*** Dataset Section Begins ***

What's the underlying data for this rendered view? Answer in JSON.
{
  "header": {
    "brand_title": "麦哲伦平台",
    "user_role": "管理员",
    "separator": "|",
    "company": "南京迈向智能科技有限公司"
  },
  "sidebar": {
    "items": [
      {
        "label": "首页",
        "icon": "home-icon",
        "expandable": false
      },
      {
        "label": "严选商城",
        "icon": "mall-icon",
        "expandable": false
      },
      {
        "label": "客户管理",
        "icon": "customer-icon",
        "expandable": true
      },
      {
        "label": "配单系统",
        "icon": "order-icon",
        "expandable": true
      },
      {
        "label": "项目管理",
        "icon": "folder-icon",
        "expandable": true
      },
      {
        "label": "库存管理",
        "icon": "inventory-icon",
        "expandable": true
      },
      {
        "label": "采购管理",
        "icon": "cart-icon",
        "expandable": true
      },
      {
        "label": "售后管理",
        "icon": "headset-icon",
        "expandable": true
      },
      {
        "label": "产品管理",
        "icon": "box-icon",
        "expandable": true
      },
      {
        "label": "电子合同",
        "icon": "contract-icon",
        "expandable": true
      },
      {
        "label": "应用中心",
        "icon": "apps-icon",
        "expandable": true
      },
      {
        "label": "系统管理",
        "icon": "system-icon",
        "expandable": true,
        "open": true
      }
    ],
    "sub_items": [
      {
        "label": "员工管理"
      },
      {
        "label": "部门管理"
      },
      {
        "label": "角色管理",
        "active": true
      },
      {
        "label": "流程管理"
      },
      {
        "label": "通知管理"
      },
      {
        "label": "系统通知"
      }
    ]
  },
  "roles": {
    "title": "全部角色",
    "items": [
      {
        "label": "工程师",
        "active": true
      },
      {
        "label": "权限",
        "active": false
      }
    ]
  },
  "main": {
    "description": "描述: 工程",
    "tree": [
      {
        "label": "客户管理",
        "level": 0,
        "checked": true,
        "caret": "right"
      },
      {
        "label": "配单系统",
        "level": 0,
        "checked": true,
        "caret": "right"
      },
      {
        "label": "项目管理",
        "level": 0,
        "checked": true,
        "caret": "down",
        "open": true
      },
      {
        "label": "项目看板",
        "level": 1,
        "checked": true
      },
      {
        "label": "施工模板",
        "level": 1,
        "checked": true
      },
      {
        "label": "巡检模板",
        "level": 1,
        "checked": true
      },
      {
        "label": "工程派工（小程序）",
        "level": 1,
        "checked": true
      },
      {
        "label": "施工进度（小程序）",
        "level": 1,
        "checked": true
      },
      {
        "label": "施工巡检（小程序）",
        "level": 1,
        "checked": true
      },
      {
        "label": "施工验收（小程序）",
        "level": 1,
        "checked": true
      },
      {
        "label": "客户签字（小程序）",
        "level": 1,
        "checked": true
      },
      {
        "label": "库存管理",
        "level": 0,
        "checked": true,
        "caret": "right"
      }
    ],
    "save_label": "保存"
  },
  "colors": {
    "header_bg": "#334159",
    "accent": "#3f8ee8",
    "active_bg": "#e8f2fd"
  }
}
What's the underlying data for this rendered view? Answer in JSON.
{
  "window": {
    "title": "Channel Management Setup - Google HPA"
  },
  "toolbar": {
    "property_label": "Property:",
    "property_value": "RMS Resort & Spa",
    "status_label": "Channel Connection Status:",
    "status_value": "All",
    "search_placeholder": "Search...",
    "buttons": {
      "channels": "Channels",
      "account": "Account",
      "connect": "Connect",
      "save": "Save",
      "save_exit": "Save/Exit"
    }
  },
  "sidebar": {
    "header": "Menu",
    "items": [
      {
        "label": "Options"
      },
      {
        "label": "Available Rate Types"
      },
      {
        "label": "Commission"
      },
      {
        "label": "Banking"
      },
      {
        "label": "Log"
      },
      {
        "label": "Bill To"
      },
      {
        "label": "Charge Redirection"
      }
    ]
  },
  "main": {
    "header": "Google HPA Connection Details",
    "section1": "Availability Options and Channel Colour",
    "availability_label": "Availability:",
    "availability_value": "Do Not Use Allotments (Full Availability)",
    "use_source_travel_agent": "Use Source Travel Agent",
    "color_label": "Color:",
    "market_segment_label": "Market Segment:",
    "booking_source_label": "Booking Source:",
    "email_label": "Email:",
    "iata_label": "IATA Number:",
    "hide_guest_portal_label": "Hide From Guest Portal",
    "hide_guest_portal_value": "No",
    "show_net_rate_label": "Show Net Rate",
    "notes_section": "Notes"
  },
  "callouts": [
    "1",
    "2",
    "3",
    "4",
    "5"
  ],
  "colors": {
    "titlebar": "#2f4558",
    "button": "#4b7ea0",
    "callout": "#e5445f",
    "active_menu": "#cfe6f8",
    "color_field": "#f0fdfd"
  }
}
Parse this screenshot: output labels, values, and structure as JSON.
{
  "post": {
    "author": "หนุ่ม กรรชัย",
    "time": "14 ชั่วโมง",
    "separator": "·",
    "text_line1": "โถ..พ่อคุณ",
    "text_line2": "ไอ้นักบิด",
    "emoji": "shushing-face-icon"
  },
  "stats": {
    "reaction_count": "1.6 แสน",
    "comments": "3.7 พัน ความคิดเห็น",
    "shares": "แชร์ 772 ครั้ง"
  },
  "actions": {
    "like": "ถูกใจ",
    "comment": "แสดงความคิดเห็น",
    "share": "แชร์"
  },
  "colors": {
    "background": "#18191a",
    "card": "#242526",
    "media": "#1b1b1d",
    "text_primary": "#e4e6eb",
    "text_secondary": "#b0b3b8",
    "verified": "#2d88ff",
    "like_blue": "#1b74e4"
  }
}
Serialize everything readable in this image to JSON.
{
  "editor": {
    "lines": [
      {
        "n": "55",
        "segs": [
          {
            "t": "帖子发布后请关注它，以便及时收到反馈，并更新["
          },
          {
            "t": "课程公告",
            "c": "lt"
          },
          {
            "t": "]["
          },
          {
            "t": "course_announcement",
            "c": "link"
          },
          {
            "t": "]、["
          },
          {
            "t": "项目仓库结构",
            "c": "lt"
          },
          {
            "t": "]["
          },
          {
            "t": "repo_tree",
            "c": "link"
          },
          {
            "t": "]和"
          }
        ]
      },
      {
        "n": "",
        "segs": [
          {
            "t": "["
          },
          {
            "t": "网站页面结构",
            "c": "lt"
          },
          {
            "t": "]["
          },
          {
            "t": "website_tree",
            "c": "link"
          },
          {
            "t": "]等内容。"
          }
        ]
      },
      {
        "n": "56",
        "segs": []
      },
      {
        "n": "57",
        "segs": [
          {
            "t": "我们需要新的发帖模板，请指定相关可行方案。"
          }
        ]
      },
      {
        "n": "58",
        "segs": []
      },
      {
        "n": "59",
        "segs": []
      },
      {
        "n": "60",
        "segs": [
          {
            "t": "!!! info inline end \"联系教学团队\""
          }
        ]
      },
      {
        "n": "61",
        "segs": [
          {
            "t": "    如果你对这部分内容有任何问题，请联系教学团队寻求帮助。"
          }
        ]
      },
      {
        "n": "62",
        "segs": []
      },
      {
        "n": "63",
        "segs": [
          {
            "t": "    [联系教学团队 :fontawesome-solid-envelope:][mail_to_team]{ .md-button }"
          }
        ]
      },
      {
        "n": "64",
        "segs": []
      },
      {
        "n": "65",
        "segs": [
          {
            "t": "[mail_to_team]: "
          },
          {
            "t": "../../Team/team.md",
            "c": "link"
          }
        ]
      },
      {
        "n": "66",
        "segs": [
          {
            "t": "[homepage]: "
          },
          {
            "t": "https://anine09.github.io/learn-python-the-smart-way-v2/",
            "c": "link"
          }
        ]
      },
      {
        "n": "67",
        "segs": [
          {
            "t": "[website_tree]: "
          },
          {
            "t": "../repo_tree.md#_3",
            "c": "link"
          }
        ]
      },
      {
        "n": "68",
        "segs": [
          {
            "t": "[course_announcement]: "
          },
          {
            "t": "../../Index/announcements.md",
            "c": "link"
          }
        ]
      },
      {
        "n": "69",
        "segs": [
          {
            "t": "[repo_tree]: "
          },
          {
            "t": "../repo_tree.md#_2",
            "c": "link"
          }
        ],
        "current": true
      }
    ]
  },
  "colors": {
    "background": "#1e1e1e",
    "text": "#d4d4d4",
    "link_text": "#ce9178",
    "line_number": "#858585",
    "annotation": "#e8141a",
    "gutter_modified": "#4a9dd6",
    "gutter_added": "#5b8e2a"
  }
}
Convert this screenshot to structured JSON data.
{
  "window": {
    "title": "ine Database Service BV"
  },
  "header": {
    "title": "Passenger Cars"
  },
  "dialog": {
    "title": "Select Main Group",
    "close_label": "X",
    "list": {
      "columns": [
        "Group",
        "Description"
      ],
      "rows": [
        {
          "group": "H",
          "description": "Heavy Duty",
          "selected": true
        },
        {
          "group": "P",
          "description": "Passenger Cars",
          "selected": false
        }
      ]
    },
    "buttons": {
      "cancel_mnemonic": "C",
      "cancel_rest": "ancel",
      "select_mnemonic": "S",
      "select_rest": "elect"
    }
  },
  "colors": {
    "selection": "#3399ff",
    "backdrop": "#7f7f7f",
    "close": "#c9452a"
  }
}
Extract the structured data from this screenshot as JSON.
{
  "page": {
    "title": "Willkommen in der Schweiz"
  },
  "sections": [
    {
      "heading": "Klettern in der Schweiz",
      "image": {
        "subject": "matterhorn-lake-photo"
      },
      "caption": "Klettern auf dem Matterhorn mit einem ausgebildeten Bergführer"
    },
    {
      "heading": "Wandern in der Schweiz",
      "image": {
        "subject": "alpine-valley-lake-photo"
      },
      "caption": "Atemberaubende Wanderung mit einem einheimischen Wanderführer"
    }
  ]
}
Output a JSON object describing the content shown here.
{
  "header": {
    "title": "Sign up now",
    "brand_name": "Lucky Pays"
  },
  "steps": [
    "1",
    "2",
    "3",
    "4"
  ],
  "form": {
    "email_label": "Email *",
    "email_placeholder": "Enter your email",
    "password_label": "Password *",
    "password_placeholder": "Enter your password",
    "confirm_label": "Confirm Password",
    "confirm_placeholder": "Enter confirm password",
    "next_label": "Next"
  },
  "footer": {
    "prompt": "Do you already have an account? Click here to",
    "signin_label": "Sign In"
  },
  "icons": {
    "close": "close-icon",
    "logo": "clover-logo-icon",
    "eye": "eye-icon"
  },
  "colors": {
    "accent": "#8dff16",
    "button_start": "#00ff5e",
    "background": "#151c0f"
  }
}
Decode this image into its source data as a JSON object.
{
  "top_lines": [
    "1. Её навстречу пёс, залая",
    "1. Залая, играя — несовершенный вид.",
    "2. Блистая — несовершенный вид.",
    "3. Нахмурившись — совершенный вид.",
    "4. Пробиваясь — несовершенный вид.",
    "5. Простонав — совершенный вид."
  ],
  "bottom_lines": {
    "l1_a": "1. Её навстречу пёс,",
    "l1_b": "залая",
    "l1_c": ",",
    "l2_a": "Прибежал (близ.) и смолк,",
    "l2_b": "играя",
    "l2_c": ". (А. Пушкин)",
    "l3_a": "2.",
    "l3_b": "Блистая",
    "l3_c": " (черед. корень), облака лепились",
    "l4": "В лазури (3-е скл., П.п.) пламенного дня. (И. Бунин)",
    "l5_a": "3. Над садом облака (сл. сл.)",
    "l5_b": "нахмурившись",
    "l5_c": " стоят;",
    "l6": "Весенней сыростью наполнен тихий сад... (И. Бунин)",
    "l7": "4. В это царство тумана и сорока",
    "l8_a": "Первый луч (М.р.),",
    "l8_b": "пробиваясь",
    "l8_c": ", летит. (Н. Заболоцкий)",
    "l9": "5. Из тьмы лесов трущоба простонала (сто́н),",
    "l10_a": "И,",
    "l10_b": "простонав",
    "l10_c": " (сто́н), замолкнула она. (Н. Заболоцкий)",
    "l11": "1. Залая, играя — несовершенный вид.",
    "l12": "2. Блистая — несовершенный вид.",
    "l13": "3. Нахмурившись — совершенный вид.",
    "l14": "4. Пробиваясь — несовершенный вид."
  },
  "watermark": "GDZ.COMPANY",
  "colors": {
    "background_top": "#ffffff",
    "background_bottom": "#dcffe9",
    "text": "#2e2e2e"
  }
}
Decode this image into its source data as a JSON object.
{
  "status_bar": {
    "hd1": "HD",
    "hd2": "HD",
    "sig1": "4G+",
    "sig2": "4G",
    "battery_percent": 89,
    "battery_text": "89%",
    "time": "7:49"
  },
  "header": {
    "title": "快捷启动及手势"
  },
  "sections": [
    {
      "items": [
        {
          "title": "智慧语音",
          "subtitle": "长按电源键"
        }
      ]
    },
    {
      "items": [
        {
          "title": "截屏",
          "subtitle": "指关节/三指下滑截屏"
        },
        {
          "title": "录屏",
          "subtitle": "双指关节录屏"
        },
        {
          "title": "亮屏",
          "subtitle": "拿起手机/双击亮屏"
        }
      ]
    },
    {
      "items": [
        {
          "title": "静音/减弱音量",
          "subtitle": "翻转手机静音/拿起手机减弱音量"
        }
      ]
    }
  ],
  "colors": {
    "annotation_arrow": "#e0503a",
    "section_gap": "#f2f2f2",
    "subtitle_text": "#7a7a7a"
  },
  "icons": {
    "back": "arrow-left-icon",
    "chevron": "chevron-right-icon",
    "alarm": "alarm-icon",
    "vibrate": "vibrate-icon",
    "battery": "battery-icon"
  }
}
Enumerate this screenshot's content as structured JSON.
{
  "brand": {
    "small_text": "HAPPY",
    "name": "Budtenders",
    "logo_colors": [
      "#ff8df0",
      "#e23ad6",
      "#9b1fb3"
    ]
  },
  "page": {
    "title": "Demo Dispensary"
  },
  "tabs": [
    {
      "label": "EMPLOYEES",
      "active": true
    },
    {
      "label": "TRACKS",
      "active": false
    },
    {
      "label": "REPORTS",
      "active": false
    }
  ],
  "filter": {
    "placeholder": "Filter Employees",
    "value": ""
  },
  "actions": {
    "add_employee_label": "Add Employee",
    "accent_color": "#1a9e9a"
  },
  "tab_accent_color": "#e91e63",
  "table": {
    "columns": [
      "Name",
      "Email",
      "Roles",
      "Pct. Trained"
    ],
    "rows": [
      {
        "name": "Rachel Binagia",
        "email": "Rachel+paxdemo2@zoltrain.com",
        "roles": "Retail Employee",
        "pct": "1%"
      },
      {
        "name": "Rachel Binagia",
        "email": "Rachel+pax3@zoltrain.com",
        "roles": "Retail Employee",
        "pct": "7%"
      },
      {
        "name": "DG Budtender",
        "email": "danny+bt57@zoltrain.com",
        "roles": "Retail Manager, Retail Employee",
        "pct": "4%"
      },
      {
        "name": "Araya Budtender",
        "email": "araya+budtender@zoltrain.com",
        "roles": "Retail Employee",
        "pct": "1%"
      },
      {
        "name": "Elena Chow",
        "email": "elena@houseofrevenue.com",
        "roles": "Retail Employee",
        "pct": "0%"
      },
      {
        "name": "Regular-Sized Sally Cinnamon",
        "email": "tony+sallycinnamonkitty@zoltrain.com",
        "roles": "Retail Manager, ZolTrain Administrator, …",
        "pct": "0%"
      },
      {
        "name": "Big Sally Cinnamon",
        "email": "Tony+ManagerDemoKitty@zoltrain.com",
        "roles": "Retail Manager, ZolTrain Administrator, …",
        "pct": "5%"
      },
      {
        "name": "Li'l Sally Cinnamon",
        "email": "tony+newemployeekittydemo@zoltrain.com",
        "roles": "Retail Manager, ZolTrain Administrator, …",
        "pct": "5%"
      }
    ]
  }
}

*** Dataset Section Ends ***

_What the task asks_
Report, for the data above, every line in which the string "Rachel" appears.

_Answer_
        "name": "Rachel Binagia",
        "email": "Rachel+paxdemo2@zoltrain.com",
        "name": "Rachel Binagia",
        "email": "Rachel+pax3@zoltrain.com",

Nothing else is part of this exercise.